China managed to dodge a recession after the financial crisis due to massive injections of capital by the state. Much of that money wound up funding unproductive projects (like the building of "ghost cities"). But now, that bill has come due, and it’s going to cause a lot of problems.
These issues have caused the yuan to fall rapidly against the dollar. To halt its decline, China has sold huge amounts of its foreign reserves. Since August 2015, when China unpegged the yuan from the dollar, it has burned through over $500 billion in reserves.
Analysts estimate that China needs around $2.7 trillion in reserves to meet the IMF’s foreign exchange reserve adequacy measures. With reserves down to $3 trillion, how long will China stay in this fight before it lets the yuan float?
These problems are coming to a head just as Chinese President Xi Jinping seeks his second five-year term at this year’s party congress. Xi cannot show any signs of weakness—like caving in to American demands—if he wants to retain his position and power. This has led the Eurasia Group to list potential overreactions by Xi to foreign policy threats as a top geopolitical risk for 2017.
If Xi opts to let the yuan float, it would likely weaken even further against the dollar. That would hit US exporters hard. Given Trump’s rhetoric toward China, it would force him to impose trade sanctions. If such actions were taken, how would it affect the US?
Implications for the US

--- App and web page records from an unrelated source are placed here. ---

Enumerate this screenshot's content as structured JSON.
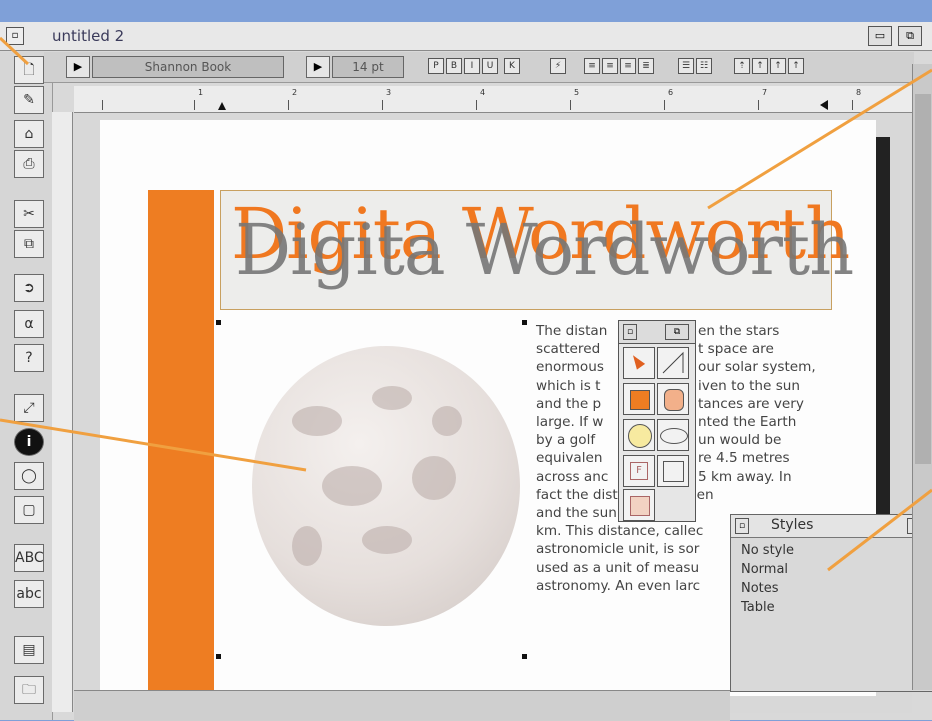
{
  "window": {
    "title": "untitled 2",
    "close_glyph": "◻"
  },
  "toolbar": {
    "font_name": "Shannon Book",
    "font_size": "14 pt"
  },
  "document": {
    "heading": "Digita Wordworth",
    "body_lines": [
      "The distan",
      "scattered",
      "enormous",
      "which is t",
      "and the p",
      "large. If w",
      "by a golf",
      "equivalen",
      "across anc",
      "fact the distance between",
      "and the sun is about 15",
      "km. This distance, callec",
      "astronomicle unit, is sor",
      "used as a unit of measu",
      "astronomy. An even larc"
    ],
    "body_lines_right": [
      "en the stars",
      "t space are",
      "our solar system,",
      "iven to the sun",
      "tances are very",
      "nted the Earth",
      "un would be",
      "re 4.5 metres",
      "5 km away. In",
      "",
      "",
      "",
      "",
      "",
      ""
    ]
  },
  "styles_panel": {
    "title": "Styles",
    "items": [
      "No style",
      "Normal",
      "Notes",
      "Table"
    ]
  },
  "ruler_numbers": [
    "1",
    "2",
    "3",
    "4",
    "5",
    "6",
    "7",
    "8"
  ],
  "colors": {
    "accent_orange": "#ee7d22",
    "callout_orange": "#f0a040"
  }
}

All of America’s $660 billion in trade with China would be affected if barriers are enacted. Tariffs would push up the price of imported goods and hit US consumers hard. In 2013 alone, Walmart imported over $49 billion worth of goods from China.

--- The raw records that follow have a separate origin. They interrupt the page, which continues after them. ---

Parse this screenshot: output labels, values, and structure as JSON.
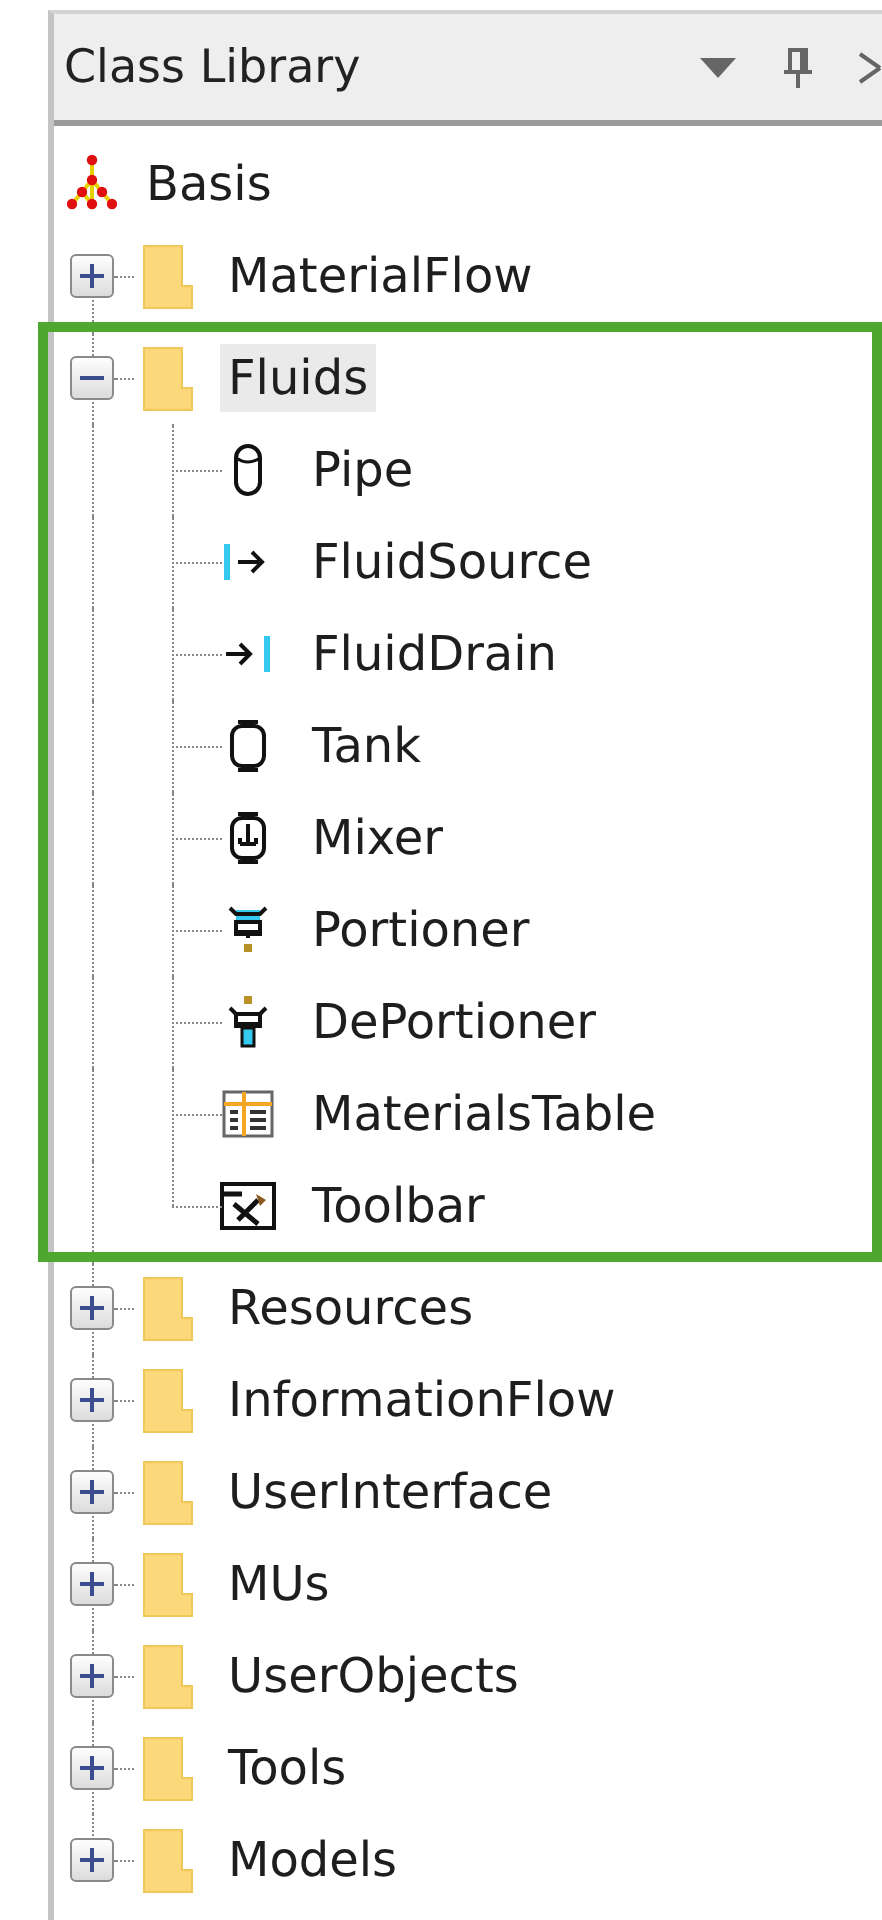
{
  "panel": {
    "title": "Class Library"
  },
  "tree": {
    "label": "Basis",
    "children": [
      {
        "label": "MaterialFlow",
        "expanded": false,
        "selected": false,
        "highlighted": false
      },
      {
        "label": "Fluids",
        "expanded": true,
        "selected": true,
        "highlighted": true,
        "children": [
          {
            "kind": "pipe",
            "label": "Pipe"
          },
          {
            "kind": "source",
            "label": "FluidSource"
          },
          {
            "kind": "drain",
            "label": "FluidDrain"
          },
          {
            "kind": "tank",
            "label": "Tank"
          },
          {
            "kind": "mixer",
            "label": "Mixer"
          },
          {
            "kind": "portioner",
            "label": "Portioner"
          },
          {
            "kind": "deportioner",
            "label": "DePortioner"
          },
          {
            "kind": "table",
            "label": "MaterialsTable"
          },
          {
            "kind": "toolbar",
            "label": "Toolbar"
          }
        ]
      },
      {
        "label": "Resources",
        "expanded": false,
        "selected": false,
        "highlighted": false
      },
      {
        "label": "InformationFlow",
        "expanded": false,
        "selected": false,
        "highlighted": false
      },
      {
        "label": "UserInterface",
        "expanded": false,
        "selected": false,
        "highlighted": false
      },
      {
        "label": "MUs",
        "expanded": false,
        "selected": false,
        "highlighted": false
      },
      {
        "label": "UserObjects",
        "expanded": false,
        "selected": false,
        "highlighted": false
      },
      {
        "label": "Tools",
        "expanded": false,
        "selected": false,
        "highlighted": false
      },
      {
        "label": "Models",
        "expanded": false,
        "selected": false,
        "highlighted": false
      }
    ]
  }
}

As a result, major importers like Walmart and Target would likely see their revenues take a big hit. The fact that 69% of Americans have less than $1,000 in savings shows that consumers can ill-afford price hikes on everyday goods.
Exporters like Apple and Boeing that have large exposure to China could also be in trouble. Since China would be likely to respond in-kind to any US sanctions, such action would increase the cost of US goods for Chinese consumers. Also, US firms that manufacture in China would be in the firing line.
These actions would be negative for the US economy. Industries like retail and machinery are particularly vulnerable. Since these industries create a lot of jobs in the US, the fallout could have a big ripple effect.
While China has already enforced capital controls on outflows, the US could slap controls on inflows.
Given that the Chinese poured $110 billion into US real estate from 2010–2015, any controls on foreign inflows into the sector would be bad for future growth. In addition, Chinese direct investment into the US totaled $53.9 billion in 2016. If this demand disappeared, it could cause assets that rely on these inflows to crash.
Bonds are another likely battleground. China currently holds $1.1 trillion worth of Treasuries—17.6% of all foreign-held Treasuries. China’s Treasury holdings have fallen $200 billion since last summer and now sit at an eight-year low. If China continues to shed US debt, it could force yields to rise faster than Uncle Sam wants.
As you can see, the fallout from potential trade sanctions is wide-ranging and would impact US businesses and consumers greatly. Given that 2017 is ripe for such a scenario, how can we profit from it?
If trade barriers are erected, investors should avoid firms that have large exposure to China (like Apple and Walmart). If such an event occurs, some sectors will be hit harder than others. This Deutsche Bank study that looked at sectors most at risk from sanctions and a Goldman Sachs report on S&P sectors with exposure to China are good starting guides.
On the flip side, the telecom and utilities sectors could be a good bet. Consider US-centric firms that have the majority of their production and demand in the US. These companies are least exposed and could benefit from trade restrictions.
The US-centric theme for the food, beverage, and tobacco sectors is also interesting. Keep in mind that these criteria are just a screening tool. To invest in a company, it must also have healthy fundamentals.
While an all-out trade war is unlikely, if Trump wants to keep his promises, he must reduce the huge Sino-US imbalances. This will entail significant disruptions in the economy, but for astute investors, it presents many opportunities.
On that note, I'll remove my writing cap for now. I hope you all have an excellent and productive week.
Chief Analyst, RiskHedge